Pocahontas was a real Powhatan Native American princess who later married John Rolfe, at which time she became known as Rebecca Rolfe. She is famous for helping the English colonists who settled in Virginia in the early 1600s.
Some facts about Pocahontas include that she is estimated it to have been born around 1596, her real name was Matoaka, she had 26 brothers and sisters and she supposedly saved the life of John Smith in 1608.
Reference.com states that Pocahontas was born and lived most of her life in present-day Jamestown, Virginia.
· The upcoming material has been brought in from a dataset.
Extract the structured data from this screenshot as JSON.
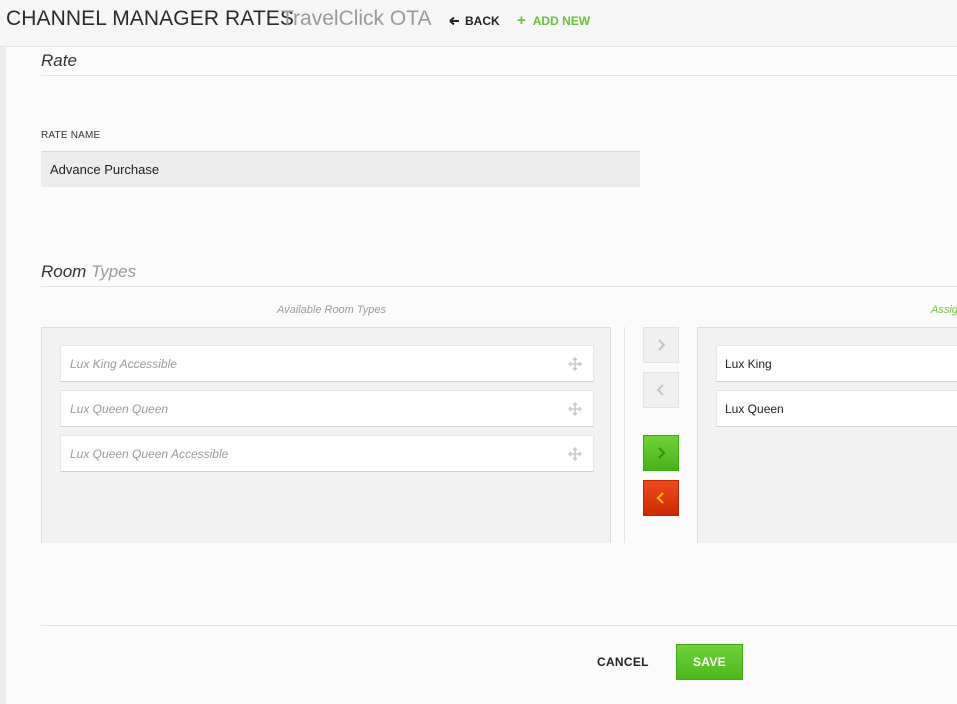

She later traveled to England but died during the short trip.
Powhatan, the leader of the Powhatan Indian confederacy, gave his daughter Mantoax the name Pocahontas, meaning "Little Wanton" in her tribe's language. Scholars think Powhatan possibly gave more than one of his daughters the name Pocahontas as a nickname or term of endearment.
Some popular animated Disney movies are "Snow White and Seven Dwarfs," "Beauty and the Beast," "The Lion King," "Frozen" and "101 Dalmatians." Some popular non-animated Disney films are "Mary Poppins," the 'Pirates of the Caribbean" series of films and "Honey, I Shrunk the Kids."
"If you can't say something nice, don't say nothin' at all" and "A lie keeps growing and growing until it's as clear as the nose on your face" are much-quoted lines from Disney movies "Bambi" and "Pinocchio," respectively. In "Bambi," the little rabbit named Thumper announces that the new fawn doesn
Pocahontas first married Kocoum, a warrior who may have been a member of the Patawomeck tribe. Later, she married English colonist John Rolfe and became Rebecca Rolfe.
The name of Pocahontas' mother or even her tribal origins are unknown. Powhatan, the father of Pocahontas, had many wives. He was the paramount chief of the alliance of Virginia Indians in Tidewater, Virginia.
Pocahontas, whose real name was Matoaka, was the daughter of Powhatan, a Native American chief. The English captured her in 1613 but freed her when she agreed to marry John Rolfe. John Smith claims that she saved his life when she was a child, although whether the story is true is unknown. She died
The blue corn moon referred to in the song "Colors of the Wind" from "Pocahontas" is a fictitious concept and does not refer to any particular moon phase. The concepts of blue moon and full corn moon do exist and refer to different types of full moons occurring at various times of the year.